I wonder: Has the concept of simplicity and ease of use got buried, like the streets of Buffalo after that recent lake-effect storm, by a digital blizzard of touchscreen optionalities? Has a mantra that anything digital is better than manual colonized and eradicated manufacturing common sense? Do consumers really want the simplest task to now include more options than a Starbucks coffee menu? 

Now, don’t get me wrong. I am hardly a digital Luddite. There is something to be said for digital convenience, as anyone holding a TV remote with a kitty or bowl of popcorn on his lap and a beer or mug in the other, can attest. 

But while there are only so many options in dial design, it appears today’s designers for cars, home equipment, and appliances are paid by the number of digital options they can cram helter-skelter into that infotainment screen, fridge, oven, washing machine, or even toaster. (For just $399, you can now get “the ultimate toasting experience with high-speed smart settings for 34 bread types.” Including, of course, gluten-free.)

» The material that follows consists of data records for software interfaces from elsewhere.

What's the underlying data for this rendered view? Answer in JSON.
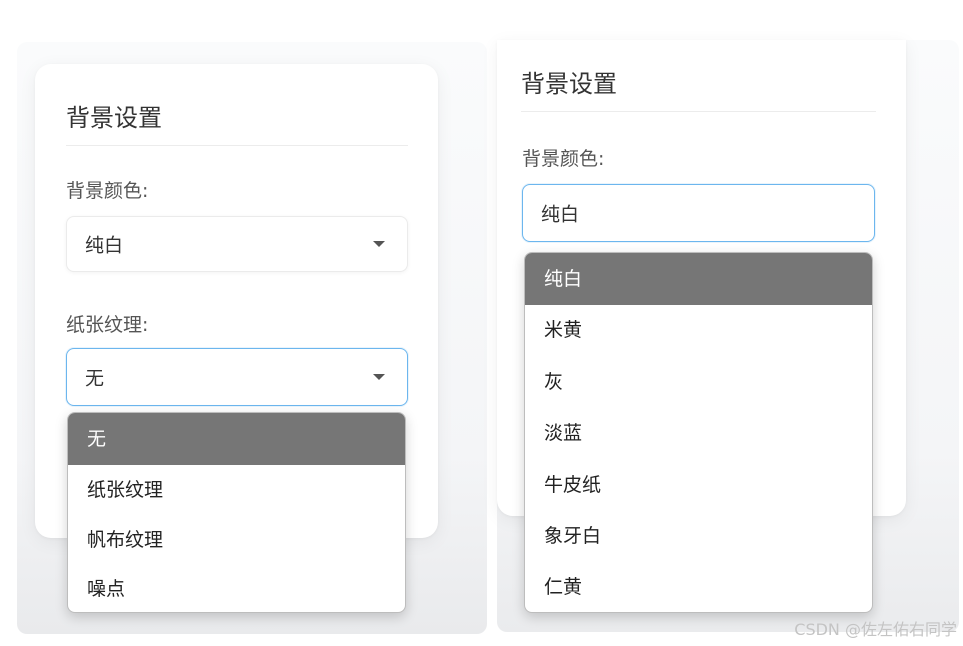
{
  "left_panel": {
    "title": "背景设置",
    "bg_color_label": "背景颜色:",
    "bg_color_value": "纯白",
    "texture_label": "纸张纹理:",
    "texture_value": "无",
    "texture_options": [
      "无",
      "纸张纹理",
      "帆布纹理",
      "噪点"
    ],
    "texture_selected_index": 0
  },
  "right_panel": {
    "title": "背景设置",
    "bg_color_label": "背景颜色:",
    "bg_color_value": "纯白",
    "color_options": [
      "纯白",
      "米黄",
      "灰",
      "淡蓝",
      "牛皮纸",
      "象牙白",
      "仁黄"
    ],
    "color_selected_index": 0
  },
  "watermark": "CSDN @佐左佑右同学",
  "colors": {
    "focus_border": "#6cb6ee",
    "selected_option_bg": "#767676"
  },
  "icons": {
    "dropdown_caret": "caret-down-icon"
  }
}
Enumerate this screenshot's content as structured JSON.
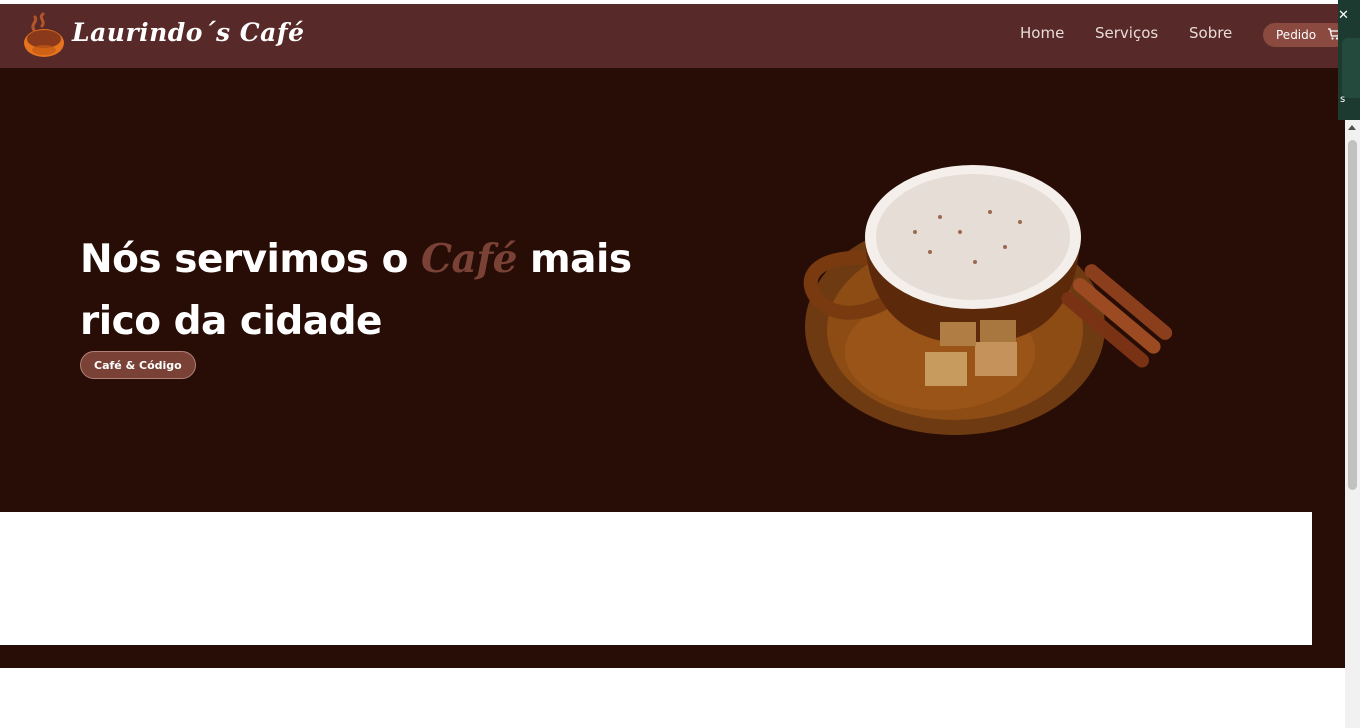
{
  "brand": {
    "name": "Laurindo´s Café",
    "logo_icon": "coffee-cup-logo-icon"
  },
  "nav": {
    "links": [
      {
        "label": "Home"
      },
      {
        "label": "Serviços"
      },
      {
        "label": "Sobre"
      }
    ],
    "order_button": {
      "label": "Pedido",
      "icon": "cart-icon"
    }
  },
  "hero": {
    "title_before": "Nós servimos o ",
    "title_accent": "Café",
    "title_after": " mais rico da cidade",
    "pill_label": "Café & Código",
    "image": "coffee-cup-with-cinnamon-and-sugar-cubes"
  },
  "colors": {
    "navbar_bg": "#572928",
    "hero_bg": "#270d05",
    "accent": "#7a4236",
    "button_bg": "#8a4a40"
  }
}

If you ask me, it’s common sense that is toast. This is how we ended up with those infamous TV remotes with 65 tiny buttons randomly splattered on a plastic frame, with the most important button — “mute” — hidden somewhere between two indecipherable button hieroglyphics. Was there a thought to ergonomic design and arranging buttons by frequency of usage?

Apparently not.

My convection/microwave oven has just about every baking/roasting/microwave combo option known to man in its lengthy digital punch list, arranged alphabetically — except for “manual,” which mysteriously moves around so I have to hunt for it. Of course, it’s the one I use most and requires three moves down the selection trees. Did the designers and tech microchip experts ever think this was stupid? 

Apparently not. 

How about this idea: A new brand called Simplicity. No microchips to crap out, only bombproof dial knobs, thoughtful design (half the cost of digital), and a $5 hardware store dial timer or Siri or Alexa or the timer on your cell phone. Plus that way, no one can hack a $399 toaster to burn your gluten-free bagel.